Jewish students and academics in the United Kingdom have become increasingly worried about growing anti-Semitism on British university campuses and are calling on university administrations to do more to combat the rising trend.
According to a Saturday report in the Guardian, the concerns were raised following a spate of anti-Semitic incidents at British universities. Most recently, a swastika was found carved into a door and a sign reading “Rights for Whites” was hung at the entrance to a dorm room at the University of Exeter earlier this week.
Other recent incidents include the appearance of flyers praising Holocaust denier David Irving and swastikas drawn around the campus at Cambridge University earlier this month.
The Community for Security Trust, a British anti-Semitism watchdog, stated in its most recent annual report that there were 41 cases of reported anti-Semitic incidents in 2016, nearly double 2015’s tally of 21, showing that anti-Semitism on campuses is indeed growing rapidly.
Baroness Ruth Deech, a Jewish cross-bench peer in the House of Lords and first ever independent adjudicator for higher education handling student complaints, called on universities to “rise up and condemn” anti-Semitism on campuses. She told the Guardian that she sees parallels between the current situation and how her parents were attacked for being Jewish while at European universities in the run-up to the Holocaust.

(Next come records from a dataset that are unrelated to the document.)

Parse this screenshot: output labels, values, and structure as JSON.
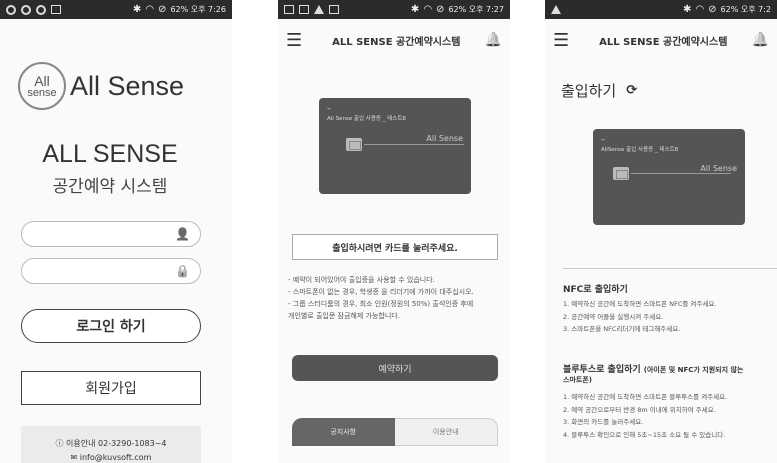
{
  "screens": {
    "login": {
      "status": {
        "right": "62%  오후 7:26"
      },
      "logo": {
        "circle_line1": "All",
        "circle_line2": "sense",
        "text": "All Sense"
      },
      "title": "ALL SENSE",
      "subtitle": "공간예약 시스템",
      "id_field": {
        "value": "",
        "placeholder": "",
        "icon": "person-icon"
      },
      "pw_field": {
        "value": "",
        "placeholder": "",
        "icon": "lock-icon"
      },
      "login_button": "로그인 하기",
      "join_button": "회원가입",
      "contact_line1": "이용안내 02-3290-1083~4",
      "contact_line2": "info@kuvsoft.com"
    },
    "card": {
      "status": {
        "right": "62%  오후 7:27"
      },
      "appbar_title": "ALL SENSE 공간예약시스템",
      "card": {
        "dash": "–",
        "text": "All Sense 출입 사용증 _ 테스트8",
        "brand": "All Sense"
      },
      "notice": "출입하시려면 카드를 눌러주세요.",
      "notes": [
        "- 예약이 되어있어야 출입증을 사용할 수 있습니다.",
        "- 스마트폰이 없는 경우, 학생증 을 리더기에 가까이 대주십시오.",
        "- 그룹 스터디룸의 경우, 최소 인원(정원의 50%) 출석인증 후에",
        "개인별로 출입문 잠금해제 가능합니다."
      ],
      "reserve_button": "예약하기",
      "tabs": [
        "공지사항",
        "이용안내"
      ]
    },
    "entry": {
      "status": {
        "right": "62%  오후 7:2"
      },
      "appbar_title": "ALL SENSE 공간예약시스템",
      "heading": "출입하기",
      "card": {
        "dash": "–",
        "text": "AllSense 출입 사용증 _ 테스트8",
        "brand": "All Sense"
      },
      "nfc_title": "NFC로 출입하기",
      "nfc_steps": [
        "1. 예약하신 공간에 도착하면 스마트폰 NFC를 켜주세요.",
        "2. 공간예약 어플을 실행시켜 주세요.",
        "3. 스마트폰을 NFC리더기에 태그해주세요."
      ],
      "bt_title": "블루투스로 출입하기",
      "bt_title_note": "(아이폰 및 NFC가 지원되지 않는",
      "bt_title_note2": "스마트폰)",
      "bt_steps": [
        "1. 예약하신 공간에 도착하면 스마트폰 블루투스를 켜주세요.",
        "2. 예약 공간으로부터 반경 8m 이내에 위치하여 주세요.",
        "3. 화면의 카드를 눌러주세요.",
        "4. 블루투스 확인으로 인해 5초~15초 소요 될 수 있습니다."
      ]
    }
  }
}
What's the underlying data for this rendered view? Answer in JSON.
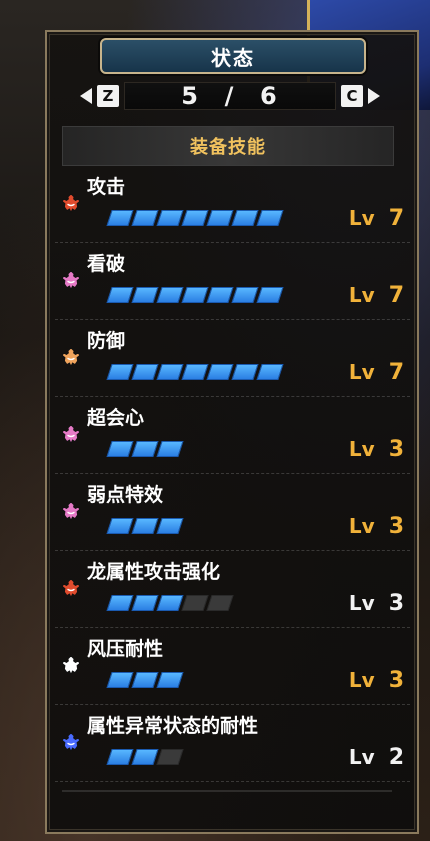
{
  "colors": {
    "accent_gold": "#f1b23a",
    "bar_blue": "#2b7fe3",
    "title_plate": "#17344a"
  },
  "header": {
    "title": "状态",
    "nav_left_key": "Z",
    "nav_right_key": "C",
    "page_current": "5",
    "page_sep": "/",
    "page_total": "6",
    "arrow_left_icon": "arrow-left-icon",
    "arrow_right_icon": "arrow-right-icon"
  },
  "section": {
    "title": "装备技能"
  },
  "lv_label": "Lv",
  "skills": [
    {
      "name": "攻击",
      "level": 7,
      "max": 7,
      "icon": "skill-attack-icon",
      "icon_color": "#e04b2d"
    },
    {
      "name": "看破",
      "level": 7,
      "max": 7,
      "icon": "skill-critical-eye-icon",
      "icon_color": "#e57ac6"
    },
    {
      "name": "防御",
      "level": 7,
      "max": 7,
      "icon": "skill-defense-icon",
      "icon_color": "#f0a45c"
    },
    {
      "name": "超会心",
      "level": 3,
      "max": 3,
      "icon": "skill-critical-boost-icon",
      "icon_color": "#e57ac6"
    },
    {
      "name": "弱点特效",
      "level": 3,
      "max": 3,
      "icon": "skill-weakness-exploit-icon",
      "icon_color": "#e57ac6"
    },
    {
      "name": "龙属性攻击强化",
      "level": 3,
      "max": 5,
      "icon": "skill-dragon-attack-icon",
      "icon_color": "#e04b2d"
    },
    {
      "name": "风压耐性",
      "level": 3,
      "max": 3,
      "icon": "skill-windproof-icon",
      "icon_color": "#ffffff"
    },
    {
      "name": "属性异常状态的耐性",
      "level": 2,
      "max": 3,
      "icon": "skill-status-resistance-icon",
      "icon_color": "#4a6bff"
    }
  ]
}
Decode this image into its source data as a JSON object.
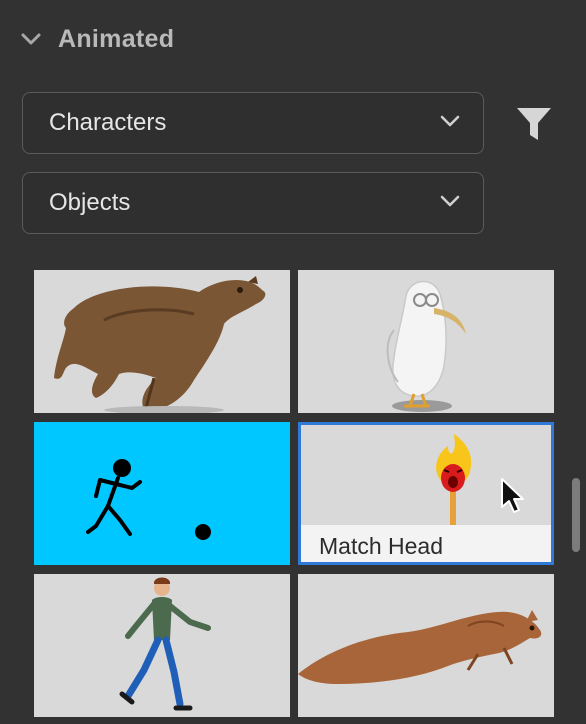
{
  "panel": {
    "section_title": "Animated",
    "section_expanded": true
  },
  "filters": {
    "dropdown1_value": "Characters",
    "dropdown2_value": "Objects",
    "filter_icon": "filter-icon"
  },
  "tiles": [
    {
      "subject": "bear",
      "label": ""
    },
    {
      "subject": "seagull",
      "label": ""
    },
    {
      "subject": "stick-figure-kicking-ball",
      "label": ""
    },
    {
      "subject": "match-head",
      "label": "Match Head",
      "selected": true
    },
    {
      "subject": "walking-man",
      "label": ""
    },
    {
      "subject": "squirrel",
      "label": ""
    }
  ],
  "colors": {
    "background": "#323232",
    "selection": "#2f79d8",
    "stick_tile_bg": "#00c7ff"
  }
}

“In the 1920s and 1930s discrimination against Jews started in German, Austrian and Polish universities, long before the second world war,” Deech said, while adding that “attacks on Jewish students in universities today should be seen as the canary in the coalmine. It starts there and it spreads.”
In an interview in December with The Telegraph, Deech pointed to the large sums of donations many British universities receive from countries such as Saudi Arabia as a possible reason for why so little has been done by campus administrations to combat anti-Semitism, speculating that maybe they are “afraid of offending” potential donors from Gulf states.
While much of the attention has been focused in recent years on anti-Semitism emanating from the far-left, most notably as a result of a number of controversial statements made by Labour Party politicians, David Feldman, director of the Pears Institute for the Study of Antisemitism at Birkbeck, University of London, claimed the most recent cases instead seem to be the work of the far-right.
“My impression is this is coming from a different place to incidents that arise in the context of criticizing Israel. This is straightforward anti-Semitism and it’s coming from the right,” he said.
The National Union of Students President Malia Bouattia echoed Feldman’s claim, telling the Guardian that the uptick is attributable to Brexit and the election of US President Donald Trump, both of which drew support from anti-Semitic fringes on the far-right.
Josh Nagli, the campaigns director for the Union of Jewish Students, told the Guardian that while he does not consider the recent rise in anti-Semitism to be of serious concern, the multiplicity of incidents at different campuses suggests a level of coordination.
While statistics “suggest that reported incidents of anti-Semitism in universities remain low,” Universities UK, a representative organization for British universities, told the Guardian, “even a single incident is one too many.”
Universities UK called on students to be vigilant in reporting any cases of anti-Semitism.